The desensitising effects of prolactin release on the pituitary gland inhibit the quantity and efficacy of LHRH that is released. And the reason why this LHRH is so important is because it is a hormone-releasing hormone which triggers the pituitary gland to release LH and follicle stimulating hormone (FSH).
Both of these are crucial to ovulation and the release of other key hormones from the ovaries such as oestrogens. The rush of glucocorticoids that arise under stress arousal also affects the sensitivity of the ovaries to LH, compounding the problem further.
Stress also inhibits progesterone, which disrupts the maturation of the uterine walls, and once again stress-induced prolactin release acts as a blocking agent to progesterone activity.
Thus, even if there is enough hormonal activity to initiate ovulation, and even if the egg becomes fertilised, it is much less likely to implant due to immature uterine wall development brought about by insufficient progesterone.
It is these very same prolactins, which, when stimulated during breastfeeding, inhibit the reproductive cycle so as to not overtax Mummy with simultaneous nursing and further pregnancy, a very helpful evolutionary trait. But if you wish to conceive, its presence will be far from helpful.
I went and learned with Will last year and had a very positive experience and have subsequently been recommending the course to friends. I had to have an operation soon after and I found the meditation really helped with the anxiety prior to it, and the recovery afterwards. I was extremely happy to get pregnant in the following couple of weeks (after 10 months of trying). It seems the meditation helped my body get back to where it needed to be. I am truly delighted with the results!
Rosie, Mother, Brighton
How can Vedic meditation help with infertility?
If you can find a stress management tool that not only diminishes your stress responsivity but also re-programmes your hormonal production to its most natural settings by bringing all systems into balance, then the barriers to conception will be significantly reduced.
That’s exactly what Vedic meditation provides.

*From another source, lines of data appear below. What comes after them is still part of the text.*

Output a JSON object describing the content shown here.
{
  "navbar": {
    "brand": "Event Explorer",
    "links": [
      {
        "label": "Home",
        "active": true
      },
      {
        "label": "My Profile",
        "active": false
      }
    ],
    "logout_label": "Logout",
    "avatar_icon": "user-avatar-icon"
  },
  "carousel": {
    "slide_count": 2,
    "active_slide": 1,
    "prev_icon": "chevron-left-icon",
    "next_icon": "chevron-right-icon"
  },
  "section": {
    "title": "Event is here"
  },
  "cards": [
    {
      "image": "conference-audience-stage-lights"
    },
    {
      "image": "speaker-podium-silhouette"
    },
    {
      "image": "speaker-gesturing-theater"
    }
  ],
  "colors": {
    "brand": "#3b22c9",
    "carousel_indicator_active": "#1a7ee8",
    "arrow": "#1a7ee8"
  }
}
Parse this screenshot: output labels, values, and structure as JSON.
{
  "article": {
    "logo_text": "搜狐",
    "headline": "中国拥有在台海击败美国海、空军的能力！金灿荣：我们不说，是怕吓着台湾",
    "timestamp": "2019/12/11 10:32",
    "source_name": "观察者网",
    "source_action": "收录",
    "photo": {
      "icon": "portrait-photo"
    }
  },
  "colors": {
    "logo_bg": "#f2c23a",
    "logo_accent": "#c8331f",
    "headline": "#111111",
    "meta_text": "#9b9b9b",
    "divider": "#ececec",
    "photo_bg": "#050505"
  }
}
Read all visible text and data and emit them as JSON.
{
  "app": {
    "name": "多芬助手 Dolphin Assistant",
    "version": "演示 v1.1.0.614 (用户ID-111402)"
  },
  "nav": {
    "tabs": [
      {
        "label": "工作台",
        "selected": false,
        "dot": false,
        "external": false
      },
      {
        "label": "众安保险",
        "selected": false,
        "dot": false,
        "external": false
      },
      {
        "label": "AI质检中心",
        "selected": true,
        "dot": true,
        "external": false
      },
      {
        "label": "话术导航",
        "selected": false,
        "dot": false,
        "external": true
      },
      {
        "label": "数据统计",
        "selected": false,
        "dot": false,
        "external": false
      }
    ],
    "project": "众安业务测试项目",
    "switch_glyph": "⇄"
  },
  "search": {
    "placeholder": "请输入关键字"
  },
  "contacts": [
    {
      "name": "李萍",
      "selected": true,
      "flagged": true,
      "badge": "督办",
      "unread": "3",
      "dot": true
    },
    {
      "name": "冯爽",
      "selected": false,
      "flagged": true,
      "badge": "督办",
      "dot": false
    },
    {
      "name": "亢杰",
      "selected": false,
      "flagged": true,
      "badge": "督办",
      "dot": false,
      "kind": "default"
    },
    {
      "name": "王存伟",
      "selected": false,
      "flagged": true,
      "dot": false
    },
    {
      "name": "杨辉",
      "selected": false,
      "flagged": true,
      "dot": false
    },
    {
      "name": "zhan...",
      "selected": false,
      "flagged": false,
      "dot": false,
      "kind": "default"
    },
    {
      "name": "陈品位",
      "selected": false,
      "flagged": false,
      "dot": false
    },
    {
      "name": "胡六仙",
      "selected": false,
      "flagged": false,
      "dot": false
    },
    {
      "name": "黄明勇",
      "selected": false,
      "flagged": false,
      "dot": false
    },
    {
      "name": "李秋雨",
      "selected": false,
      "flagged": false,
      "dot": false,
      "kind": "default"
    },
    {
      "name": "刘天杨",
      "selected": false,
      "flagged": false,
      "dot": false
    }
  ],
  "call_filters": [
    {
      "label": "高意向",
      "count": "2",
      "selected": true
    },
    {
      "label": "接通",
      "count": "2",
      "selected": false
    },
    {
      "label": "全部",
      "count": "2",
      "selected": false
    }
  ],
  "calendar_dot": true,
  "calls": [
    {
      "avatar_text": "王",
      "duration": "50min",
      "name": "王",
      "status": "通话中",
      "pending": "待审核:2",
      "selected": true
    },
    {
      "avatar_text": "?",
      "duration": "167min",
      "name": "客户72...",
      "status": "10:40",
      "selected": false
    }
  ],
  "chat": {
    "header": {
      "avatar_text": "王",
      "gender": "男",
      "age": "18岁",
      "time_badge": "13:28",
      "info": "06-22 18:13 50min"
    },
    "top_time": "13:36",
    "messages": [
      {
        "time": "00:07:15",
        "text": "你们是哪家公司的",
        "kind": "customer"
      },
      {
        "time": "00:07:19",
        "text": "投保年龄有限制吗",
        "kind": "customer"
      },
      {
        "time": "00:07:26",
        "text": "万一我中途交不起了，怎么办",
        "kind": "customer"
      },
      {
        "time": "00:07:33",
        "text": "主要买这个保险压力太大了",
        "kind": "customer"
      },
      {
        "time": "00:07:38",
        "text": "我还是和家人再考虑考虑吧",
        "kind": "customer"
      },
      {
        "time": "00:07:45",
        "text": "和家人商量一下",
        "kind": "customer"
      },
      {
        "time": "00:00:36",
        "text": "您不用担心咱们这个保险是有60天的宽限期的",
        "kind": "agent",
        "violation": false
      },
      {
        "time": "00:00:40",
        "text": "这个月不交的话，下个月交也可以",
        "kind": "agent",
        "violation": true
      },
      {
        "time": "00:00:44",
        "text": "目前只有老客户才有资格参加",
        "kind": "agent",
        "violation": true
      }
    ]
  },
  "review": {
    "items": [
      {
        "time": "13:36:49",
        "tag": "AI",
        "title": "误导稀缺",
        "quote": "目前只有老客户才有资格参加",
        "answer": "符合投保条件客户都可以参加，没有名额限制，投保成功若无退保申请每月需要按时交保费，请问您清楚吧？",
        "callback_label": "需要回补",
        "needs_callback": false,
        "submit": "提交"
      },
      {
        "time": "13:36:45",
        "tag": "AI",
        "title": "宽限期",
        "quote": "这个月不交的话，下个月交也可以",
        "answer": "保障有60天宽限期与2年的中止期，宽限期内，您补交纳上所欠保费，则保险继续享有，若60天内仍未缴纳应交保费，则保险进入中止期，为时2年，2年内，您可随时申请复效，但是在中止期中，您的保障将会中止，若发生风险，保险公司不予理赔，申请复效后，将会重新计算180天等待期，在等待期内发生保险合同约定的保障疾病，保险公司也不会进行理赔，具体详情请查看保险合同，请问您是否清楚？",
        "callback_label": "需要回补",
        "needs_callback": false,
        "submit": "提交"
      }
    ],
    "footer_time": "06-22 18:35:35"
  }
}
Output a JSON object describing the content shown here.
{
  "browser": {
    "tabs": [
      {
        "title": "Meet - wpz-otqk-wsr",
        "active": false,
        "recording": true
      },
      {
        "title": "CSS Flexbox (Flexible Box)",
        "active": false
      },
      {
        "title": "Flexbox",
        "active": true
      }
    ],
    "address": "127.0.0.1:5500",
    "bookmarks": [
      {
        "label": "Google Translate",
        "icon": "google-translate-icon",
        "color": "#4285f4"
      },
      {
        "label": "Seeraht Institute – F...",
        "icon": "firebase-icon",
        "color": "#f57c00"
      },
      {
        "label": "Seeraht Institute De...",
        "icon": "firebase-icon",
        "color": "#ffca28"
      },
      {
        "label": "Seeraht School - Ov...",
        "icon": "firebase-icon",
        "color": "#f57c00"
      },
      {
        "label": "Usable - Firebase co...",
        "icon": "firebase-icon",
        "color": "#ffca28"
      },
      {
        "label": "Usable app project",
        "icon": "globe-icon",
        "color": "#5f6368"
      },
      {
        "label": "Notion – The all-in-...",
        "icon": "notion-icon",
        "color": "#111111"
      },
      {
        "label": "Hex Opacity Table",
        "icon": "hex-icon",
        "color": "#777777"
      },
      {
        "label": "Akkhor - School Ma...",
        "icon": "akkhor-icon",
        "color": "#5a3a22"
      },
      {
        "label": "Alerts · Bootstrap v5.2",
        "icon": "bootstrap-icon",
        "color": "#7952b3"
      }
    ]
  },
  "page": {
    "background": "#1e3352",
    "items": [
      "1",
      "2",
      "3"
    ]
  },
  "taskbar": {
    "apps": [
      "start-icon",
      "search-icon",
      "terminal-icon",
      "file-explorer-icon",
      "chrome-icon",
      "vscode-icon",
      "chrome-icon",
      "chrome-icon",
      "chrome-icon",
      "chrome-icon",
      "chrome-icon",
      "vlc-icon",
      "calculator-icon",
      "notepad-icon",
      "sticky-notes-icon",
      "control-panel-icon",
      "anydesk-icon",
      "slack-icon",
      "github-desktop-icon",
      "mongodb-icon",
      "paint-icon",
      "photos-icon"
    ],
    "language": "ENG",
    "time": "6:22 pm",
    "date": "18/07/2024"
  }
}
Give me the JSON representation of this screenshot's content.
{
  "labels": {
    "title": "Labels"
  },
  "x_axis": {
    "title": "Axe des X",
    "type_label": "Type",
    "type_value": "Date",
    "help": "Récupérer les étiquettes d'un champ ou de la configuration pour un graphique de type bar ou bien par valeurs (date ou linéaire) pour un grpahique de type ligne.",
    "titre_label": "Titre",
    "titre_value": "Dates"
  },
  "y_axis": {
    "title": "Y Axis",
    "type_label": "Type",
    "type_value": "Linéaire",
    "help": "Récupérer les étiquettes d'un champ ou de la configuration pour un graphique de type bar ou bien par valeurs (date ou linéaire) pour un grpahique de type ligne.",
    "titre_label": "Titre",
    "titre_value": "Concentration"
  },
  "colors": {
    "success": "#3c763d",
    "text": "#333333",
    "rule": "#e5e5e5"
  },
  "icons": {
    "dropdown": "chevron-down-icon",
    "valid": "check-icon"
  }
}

Unlike other infertility treatment options, it is a completely natural way of boosting fertility. Rather than being a stressful chore, it is actually a really enjoyable oasis of space and calm in our day.
Whether done as a complement to treatment, or as an alternative, meditation will significantly increase the probabilities of success, and will likely make the whole process a lot smoother and less traumatic.
The process of IVF is often quite a harrowing experience. We are aware of the stressful physical and emotional toll that IVF takes and it is not surprising that depressive symptoms so often go hand in hand with this process.
Unfortunately, the probabilities are often against us from the start. Dealing with infertility brings its own stresses, and the challenging nature of the IVF process almost certainly plays a part in the low success rates.
Anything stressful is going to inhibit our reproductive functioning further. If our biology won’t permit it, then that is one thing, but if it is merely a case of a poorly functioning reproductive system, then there is a good chance meditation can make the difference.
A regular daily practice also speeds up the chances of success, as opposed to a more sporadic approach, which usually takes longer to get our reproductive stars in alignment.
And when we do finally fall pregnant, meditation is hugely supportive to both baby and parents.